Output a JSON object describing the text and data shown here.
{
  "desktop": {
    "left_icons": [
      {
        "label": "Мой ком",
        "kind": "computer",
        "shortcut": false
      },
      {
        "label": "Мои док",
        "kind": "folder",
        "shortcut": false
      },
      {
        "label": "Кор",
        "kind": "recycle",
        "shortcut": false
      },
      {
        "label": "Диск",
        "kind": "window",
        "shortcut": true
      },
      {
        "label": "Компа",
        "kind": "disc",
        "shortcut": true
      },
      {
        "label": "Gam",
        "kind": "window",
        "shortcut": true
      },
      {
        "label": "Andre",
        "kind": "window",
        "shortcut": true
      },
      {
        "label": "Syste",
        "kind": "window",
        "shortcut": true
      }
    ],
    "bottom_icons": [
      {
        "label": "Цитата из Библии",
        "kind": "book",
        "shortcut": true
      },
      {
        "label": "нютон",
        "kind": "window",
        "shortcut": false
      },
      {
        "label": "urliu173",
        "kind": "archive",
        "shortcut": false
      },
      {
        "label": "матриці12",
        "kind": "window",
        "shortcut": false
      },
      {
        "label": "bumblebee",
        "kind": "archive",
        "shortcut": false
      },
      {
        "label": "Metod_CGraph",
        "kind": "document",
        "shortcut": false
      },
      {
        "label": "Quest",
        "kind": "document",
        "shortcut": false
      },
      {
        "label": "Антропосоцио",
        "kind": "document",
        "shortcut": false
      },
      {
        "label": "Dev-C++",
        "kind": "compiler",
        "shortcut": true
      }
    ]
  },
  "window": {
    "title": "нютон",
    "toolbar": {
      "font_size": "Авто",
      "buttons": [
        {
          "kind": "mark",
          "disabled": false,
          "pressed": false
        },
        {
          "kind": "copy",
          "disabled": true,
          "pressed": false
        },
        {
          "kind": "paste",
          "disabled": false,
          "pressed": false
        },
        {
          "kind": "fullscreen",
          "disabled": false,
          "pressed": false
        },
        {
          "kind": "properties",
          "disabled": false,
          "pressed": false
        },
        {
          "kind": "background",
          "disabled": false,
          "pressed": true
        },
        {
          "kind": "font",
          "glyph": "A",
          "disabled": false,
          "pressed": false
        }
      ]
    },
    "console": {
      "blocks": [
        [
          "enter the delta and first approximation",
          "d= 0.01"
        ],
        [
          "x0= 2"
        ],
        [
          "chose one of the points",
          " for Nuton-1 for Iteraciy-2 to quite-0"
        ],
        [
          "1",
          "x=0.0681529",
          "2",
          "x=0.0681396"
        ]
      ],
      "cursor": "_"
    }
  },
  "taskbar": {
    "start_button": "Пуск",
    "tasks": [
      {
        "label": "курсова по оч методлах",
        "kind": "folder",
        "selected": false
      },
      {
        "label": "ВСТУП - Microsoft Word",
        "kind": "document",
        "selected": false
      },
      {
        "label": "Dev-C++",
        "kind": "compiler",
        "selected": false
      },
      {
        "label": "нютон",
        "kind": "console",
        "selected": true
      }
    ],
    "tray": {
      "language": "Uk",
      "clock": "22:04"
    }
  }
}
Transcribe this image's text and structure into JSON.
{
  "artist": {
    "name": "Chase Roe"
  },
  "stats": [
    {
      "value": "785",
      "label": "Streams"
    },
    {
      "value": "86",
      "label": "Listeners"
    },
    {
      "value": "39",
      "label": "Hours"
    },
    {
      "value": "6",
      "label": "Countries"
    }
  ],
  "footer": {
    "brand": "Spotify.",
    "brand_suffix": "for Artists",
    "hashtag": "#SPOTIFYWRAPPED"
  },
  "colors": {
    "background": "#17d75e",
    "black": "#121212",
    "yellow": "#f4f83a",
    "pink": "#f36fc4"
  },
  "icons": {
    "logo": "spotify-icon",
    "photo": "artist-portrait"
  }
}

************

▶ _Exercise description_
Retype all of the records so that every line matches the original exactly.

▶ _Written solution_
Output a JSON object describing the text and data shown here.
{
  "desktop": {
    "left_icons": [
      {
        "label": "Мой ком",
        "kind": "computer",
        "shortcut": false
      },
      {
        "label": "Мои док",
        "kind": "folder",
        "shortcut": false
      },
      {
        "label": "Кор",
        "kind": "recycle",
        "shortcut": false
      },
      {
        "label": "Диск",
        "kind": "window",
        "shortcut": true
      },
      {
        "label": "Компа",
        "kind": "disc",
        "shortcut": true
      },
      {
        "label": "Gam",
        "kind": "window",
        "shortcut": true
      },
      {
        "label": "Andre",
        "kind": "window",
        "shortcut": true
      },
      {
        "label": "Syste",
        "kind": "window",
        "shortcut": true
      }
    ],
    "bottom_icons": [
      {
        "label": "Цитата из Библии",
        "kind": "book",
        "shortcut": true
      },
      {
        "label": "нютон",
        "kind": "window",
        "shortcut": false
      },
      {
        "label": "urliu173",
        "kind": "archive",
        "shortcut": false
      },
      {
        "label": "матриці12",
        "kind": "window",
        "shortcut": false
      },
      {
        "label": "bumblebee",
        "kind": "archive",
        "shortcut": false
      },
      {
        "label": "Metod_CGraph",
        "kind": "document",
        "shortcut": false
      },
      {
        "label": "Quest",
        "kind": "document",
        "shortcut": false
      },
      {
        "label": "Антропосоцио",
        "kind": "document",
        "shortcut": false
      },
      {
        "label": "Dev-C++",
        "kind": "compiler",
        "shortcut": true
      }
    ]
  },
  "window": {
    "title": "нютон",
    "toolbar": {
      "font_size": "Авто",
      "buttons": [
        {
          "kind": "mark",
          "disabled": false,
          "pressed": false
        },
        {
          "kind": "copy",
          "disabled": true,
          "pressed": false
        },
        {
          "kind": "paste",
          "disabled": false,
          "pressed": false
        },
        {
          "kind": "fullscreen",
          "disabled": false,
          "pressed": false
        },
        {
          "kind": "properties",
          "disabled": false,
          "pressed": false
        },
        {
          "kind": "background",
          "disabled": false,
          "pressed": true
        },
        {
          "kind": "font",
          "glyph": "A",
          "disabled": false,
          "pressed": false
        }
      ]
    },
    "console": {
      "blocks": [
        [
          "enter the delta and first approximation",
          "d= 0.01"
        ],
        [
          "x0= 2"
        ],
        [
          "chose one of the points",
          " for Nuton-1 for Iteraciy-2 to quite-0"
        ],
        [
          "1",
          "x=0.0681529",
          "2",
          "x=0.0681396"
        ]
      ],
      "cursor": "_"
    }
  },
  "taskbar": {
    "start_button": "Пуск",
    "tasks": [
      {
        "label": "курсова по оч методлах",
        "kind": "folder",
        "selected": false
      },
      {
        "label": "ВСТУП - Microsoft Word",
        "kind": "document",
        "selected": false
      },
      {
        "label": "Dev-C++",
        "kind": "compiler",
        "selected": false
      },
      {
        "label": "нютон",
        "kind": "console",
        "selected": true
      }
    ],
    "tray": {
      "language": "Uk",
      "clock": "22:04"
    }
  }
}
Transcribe this image's text and structure into JSON.
{
  "artist": {
    "name": "Chase Roe"
  },
  "stats": [
    {
      "value": "785",
      "label": "Streams"
    },
    {
      "value": "86",
      "label": "Listeners"
    },
    {
      "value": "39",
      "label": "Hours"
    },
    {
      "value": "6",
      "label": "Countries"
    }
  ],
  "footer": {
    "brand": "Spotify.",
    "brand_suffix": "for Artists",
    "hashtag": "#SPOTIFYWRAPPED"
  },
  "colors": {
    "background": "#17d75e",
    "black": "#121212",
    "yellow": "#f4f83a",
    "pink": "#f36fc4"
  },
  "icons": {
    "logo": "spotify-icon",
    "photo": "artist-portrait"
  }
}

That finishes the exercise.